Courtesy of Thread

How do you take students performing in the bottom 25 percent of their class to walking across the stage at college graduation? The Baltimore non-profit Thread seems to have the answer: follow each student for a decade, provide them with a team of supporters, and do whatever it takes to help kids succeed, from packing lunches to matching students with summer internships. Ninety-two percent of Thread students graduate from high school, and 90 percent are accepted to college. Sarah Hemminger, co-founder of Thread, tells us how Thread is scaling up its efforts. And we hear from a volunteer and from a member of Thread’s first cohort, now a board member with the organization. Original air date: April 13, 2016.

Kevin Galens/Flickr via Creative Commons
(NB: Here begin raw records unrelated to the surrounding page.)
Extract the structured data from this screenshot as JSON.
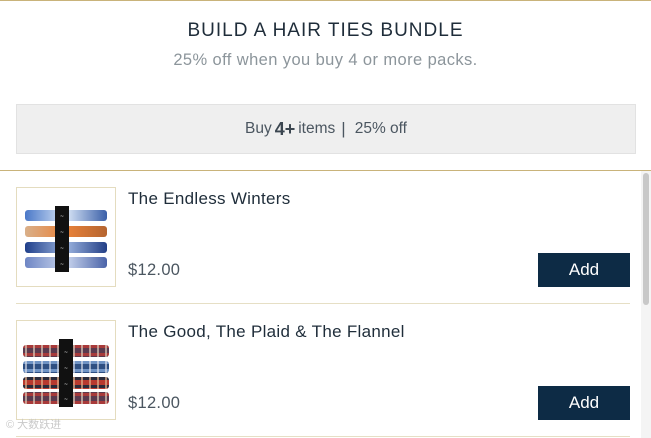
{
  "header": {
    "title": "BUILD A HAIR TIES BUNDLE",
    "subtitle": "25% off when you buy 4 or more packs."
  },
  "deal": {
    "prefix": "Buy",
    "quantity": "4+",
    "suffix": "items",
    "separator": "|",
    "discount": "25% off"
  },
  "products": [
    {
      "name": "The Endless Winters",
      "price": "$12.00",
      "add_label": "Add",
      "image_icon": "hair-ties-winter-pattern"
    },
    {
      "name": "The Good, The Plaid & The Flannel",
      "price": "$12.00",
      "add_label": "Add",
      "image_icon": "hair-ties-plaid-pattern"
    }
  ],
  "colors": {
    "accent_rule": "#c9b37a",
    "button_bg": "#0d2b45",
    "deal_bar_bg": "#efefef"
  },
  "watermark": "© 大数跃进"
}
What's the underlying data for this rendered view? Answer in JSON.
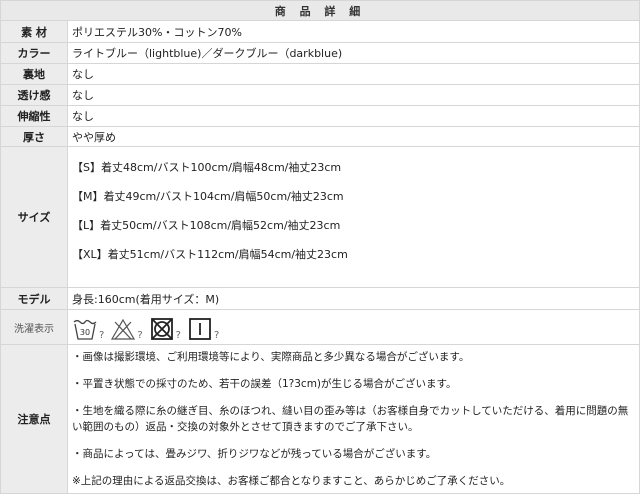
{
  "header": {
    "title": "商 品 詳 細"
  },
  "rows": [
    {
      "label": "素 材",
      "value": "ポリエステル30%・コットン70%"
    },
    {
      "label": "カラー",
      "value": "ライトブルー（lightblue)／ダークブルー（darkblue)"
    },
    {
      "label": "裏地",
      "value": "なし"
    },
    {
      "label": "透け感",
      "value": "なし"
    },
    {
      "label": "伸縮性",
      "value": "なし"
    },
    {
      "label": "厚さ",
      "value": "やや厚め"
    }
  ],
  "size": {
    "label": "サイズ",
    "lines": [
      "【S】着丈48cm/バスト100cm/肩幅48cm/袖丈23cm",
      "【M】着丈49cm/バスト104cm/肩幅50cm/袖丈23cm",
      "【L】着丈50cm/バスト108cm/肩幅52cm/袖丈23cm",
      "【XL】着丈51cm/バスト112cm/肩幅54cm/袖丈23cm"
    ]
  },
  "model": {
    "label": "モデル",
    "value": "身長:160cm(着用サイズ：M)"
  },
  "care": {
    "label": "洗濯表示",
    "wash_temp": "30",
    "icons": [
      "wash-30-icon",
      "no-bleach-icon",
      "no-tumble-dry-icon",
      "line-dry-icon"
    ],
    "mark": "?"
  },
  "notes": {
    "label": "注意点",
    "lines": [
      "・画像は撮影環境、ご利用環境等により、実際商品と多少異なる場合がございます。",
      "・平置き状態での採寸のため、若干の誤差（1?3cm)が生じる場合がございます。",
      "・生地を織る際に糸の継ぎ目、糸のほつれ、縫い目の歪み等は（お客様自身でカットしていただける、着用に問題の無",
      "い範囲のもの）返品・交換の対象外とさせて頂きますのでご了承下さい。",
      "・商品によっては、畳みジワ、折りジワなどが残っている場合がございます。",
      "※上記の理由による返品交換は、お客様ご都合となりますこと、あらかじめご了承ください。"
    ]
  }
}
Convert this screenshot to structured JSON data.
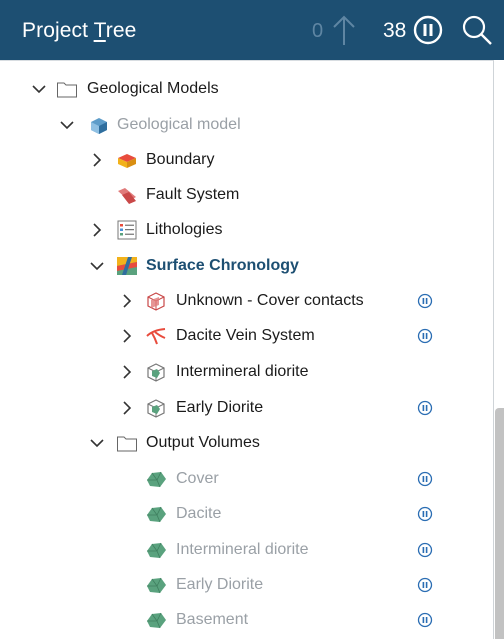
{
  "header": {
    "title_pre": "Project ",
    "title_u": "T",
    "title_post": "ree",
    "zero_count": "0",
    "count": "38"
  },
  "tree": {
    "geological_models": "Geological Models",
    "geological_model": "Geological model",
    "boundary": "Boundary",
    "fault_system": "Fault System",
    "lithologies": "Lithologies",
    "surface_chronology": "Surface Chronology",
    "unknown_cover": "Unknown - Cover contacts",
    "dacite_vein": "Dacite Vein System",
    "intermineral": "Intermineral diorite",
    "early_diorite": "Early Diorite",
    "output_volumes": "Output Volumes",
    "cover": "Cover",
    "dacite": "Dacite",
    "intermineral_vol": "Intermineral diorite",
    "early_diorite_vol": "Early Diorite",
    "basement": "Basement"
  },
  "colors": {
    "header_bg": "#1d4f72",
    "accent_blue": "#1d4f72",
    "pause_blue": "#2a6db3",
    "volume_green": "#5aa27e"
  }
}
Capable of moving thirty million tons of international cargo valued at more than $50 billion dollars. First in the nation for handling autos and light trucks. One of just four East Coast ports able to accommodate the massive ships now passing through the expanded Panama Canal. The Port of Baltimore is an essential player in both global trade and Maryland’s economy. This hour, we catch up with James White, executive director of the Maryland Port Administration. Will larger ships coming to Baltimore bring more jobs to the city? What challenges lie ahead for the port? All this, plus we remember Helen Delich Bentley, congresswoman, reporter and longtime advocate of the port.